Data -

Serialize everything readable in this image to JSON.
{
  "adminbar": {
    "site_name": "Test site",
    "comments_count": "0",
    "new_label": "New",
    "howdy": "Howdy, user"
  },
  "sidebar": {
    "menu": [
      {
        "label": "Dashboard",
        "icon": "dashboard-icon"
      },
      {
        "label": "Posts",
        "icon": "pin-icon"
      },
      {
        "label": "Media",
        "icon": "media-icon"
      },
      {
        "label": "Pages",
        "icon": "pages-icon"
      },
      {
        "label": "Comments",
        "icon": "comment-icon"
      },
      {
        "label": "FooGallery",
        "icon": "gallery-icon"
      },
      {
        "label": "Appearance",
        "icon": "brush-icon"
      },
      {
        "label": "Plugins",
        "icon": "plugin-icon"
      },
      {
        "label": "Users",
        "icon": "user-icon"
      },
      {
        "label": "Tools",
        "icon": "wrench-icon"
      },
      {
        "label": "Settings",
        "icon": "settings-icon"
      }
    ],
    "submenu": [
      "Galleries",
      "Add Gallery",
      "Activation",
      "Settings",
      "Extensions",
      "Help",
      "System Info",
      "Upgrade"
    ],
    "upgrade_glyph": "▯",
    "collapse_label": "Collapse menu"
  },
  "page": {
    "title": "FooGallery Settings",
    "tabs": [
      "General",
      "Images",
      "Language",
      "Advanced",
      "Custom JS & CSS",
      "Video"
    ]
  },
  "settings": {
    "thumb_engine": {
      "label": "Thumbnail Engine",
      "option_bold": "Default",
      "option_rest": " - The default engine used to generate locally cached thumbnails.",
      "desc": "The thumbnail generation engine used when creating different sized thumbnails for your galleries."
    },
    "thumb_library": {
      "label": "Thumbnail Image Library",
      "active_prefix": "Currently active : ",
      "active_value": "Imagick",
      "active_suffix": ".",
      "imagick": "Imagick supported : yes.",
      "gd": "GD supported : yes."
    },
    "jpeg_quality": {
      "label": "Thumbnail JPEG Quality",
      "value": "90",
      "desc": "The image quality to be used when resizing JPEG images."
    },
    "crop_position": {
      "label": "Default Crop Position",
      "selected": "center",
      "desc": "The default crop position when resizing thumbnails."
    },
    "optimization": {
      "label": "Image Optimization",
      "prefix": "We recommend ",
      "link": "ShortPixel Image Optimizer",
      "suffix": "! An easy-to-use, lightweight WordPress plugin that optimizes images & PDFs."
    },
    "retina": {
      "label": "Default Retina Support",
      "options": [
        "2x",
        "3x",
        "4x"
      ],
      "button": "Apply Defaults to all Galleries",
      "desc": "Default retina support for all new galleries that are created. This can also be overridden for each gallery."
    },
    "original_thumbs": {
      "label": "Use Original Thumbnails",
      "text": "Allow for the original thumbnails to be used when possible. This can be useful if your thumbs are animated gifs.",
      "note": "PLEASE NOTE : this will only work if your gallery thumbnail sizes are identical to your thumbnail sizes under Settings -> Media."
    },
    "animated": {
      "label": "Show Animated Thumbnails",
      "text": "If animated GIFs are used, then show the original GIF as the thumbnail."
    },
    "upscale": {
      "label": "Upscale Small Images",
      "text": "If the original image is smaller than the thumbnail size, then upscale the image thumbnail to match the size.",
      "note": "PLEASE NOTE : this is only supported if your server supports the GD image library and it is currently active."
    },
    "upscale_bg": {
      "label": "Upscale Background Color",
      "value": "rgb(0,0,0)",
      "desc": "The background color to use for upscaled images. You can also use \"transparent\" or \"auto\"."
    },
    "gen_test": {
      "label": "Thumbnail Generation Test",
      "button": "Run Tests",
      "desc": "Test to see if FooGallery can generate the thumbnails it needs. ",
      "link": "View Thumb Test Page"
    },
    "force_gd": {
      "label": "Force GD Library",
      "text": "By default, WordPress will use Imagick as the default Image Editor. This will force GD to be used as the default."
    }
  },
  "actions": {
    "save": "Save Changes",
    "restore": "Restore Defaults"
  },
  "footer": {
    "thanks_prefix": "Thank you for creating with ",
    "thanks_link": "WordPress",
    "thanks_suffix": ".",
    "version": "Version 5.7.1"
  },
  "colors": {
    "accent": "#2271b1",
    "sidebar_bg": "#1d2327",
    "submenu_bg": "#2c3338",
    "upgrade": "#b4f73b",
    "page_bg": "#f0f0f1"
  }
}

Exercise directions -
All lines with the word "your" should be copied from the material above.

Result for this task -
      "desc": "The thumbnail generation engine used when creating different sized thumbnails for your galleries."
      "text": "Allow for the original thumbnails to be used when possible. This can be useful if your thumbs are animated gifs.",
      "note": "PLEASE NOTE : this will only work if your gallery thumbnail sizes are identical to your thumbnail sizes under Settings -> Media."
      "note": "PLEASE NOTE : this is only supported if your server supports the GD image library and it is currently active."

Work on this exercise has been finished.